─── The input
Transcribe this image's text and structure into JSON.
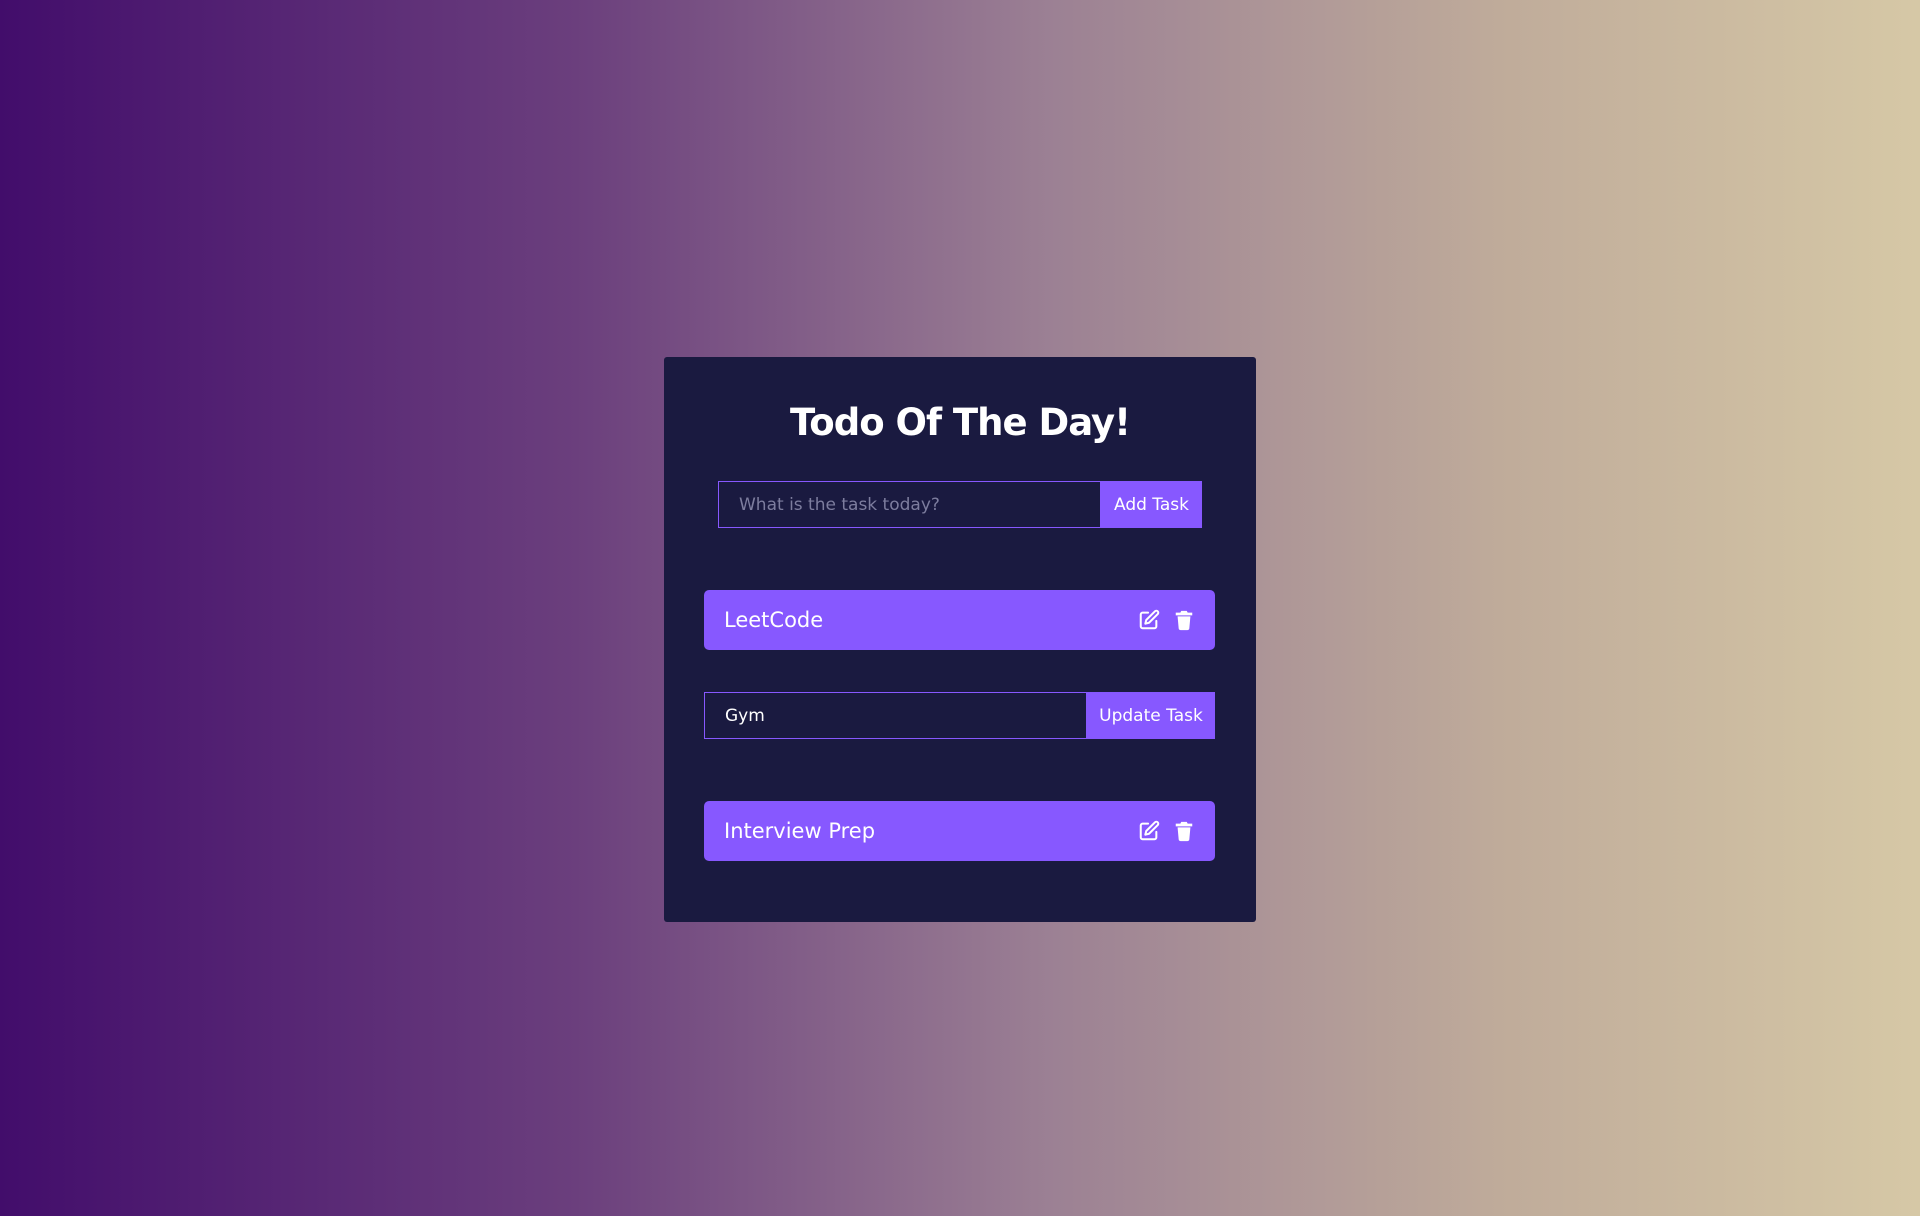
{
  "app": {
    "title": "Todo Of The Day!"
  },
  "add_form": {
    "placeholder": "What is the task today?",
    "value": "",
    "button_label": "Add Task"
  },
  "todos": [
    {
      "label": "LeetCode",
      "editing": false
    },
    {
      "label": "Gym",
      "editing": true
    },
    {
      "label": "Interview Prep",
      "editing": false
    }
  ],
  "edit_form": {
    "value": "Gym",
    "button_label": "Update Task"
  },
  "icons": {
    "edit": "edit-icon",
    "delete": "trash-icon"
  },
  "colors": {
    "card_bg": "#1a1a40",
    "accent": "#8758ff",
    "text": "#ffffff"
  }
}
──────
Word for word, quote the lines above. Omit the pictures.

• [Output of the task]:
Transcribe this image's text and structure into JSON.
{
  "app": {
    "title": "Todo Of The Day!"
  },
  "add_form": {
    "placeholder": "What is the task today?",
    "value": "",
    "button_label": "Add Task"
  },
  "todos": [
    {
      "label": "LeetCode",
      "editing": false
    },
    {
      "label": "Gym",
      "editing": true
    },
    {
      "label": "Interview Prep",
      "editing": false
    }
  ],
  "edit_form": {
    "value": "Gym",
    "button_label": "Update Task"
  },
  "icons": {
    "edit": "edit-icon",
    "delete": "trash-icon"
  },
  "colors": {
    "card_bg": "#1a1a40",
    "accent": "#8758ff",
    "text": "#ffffff"
  }
}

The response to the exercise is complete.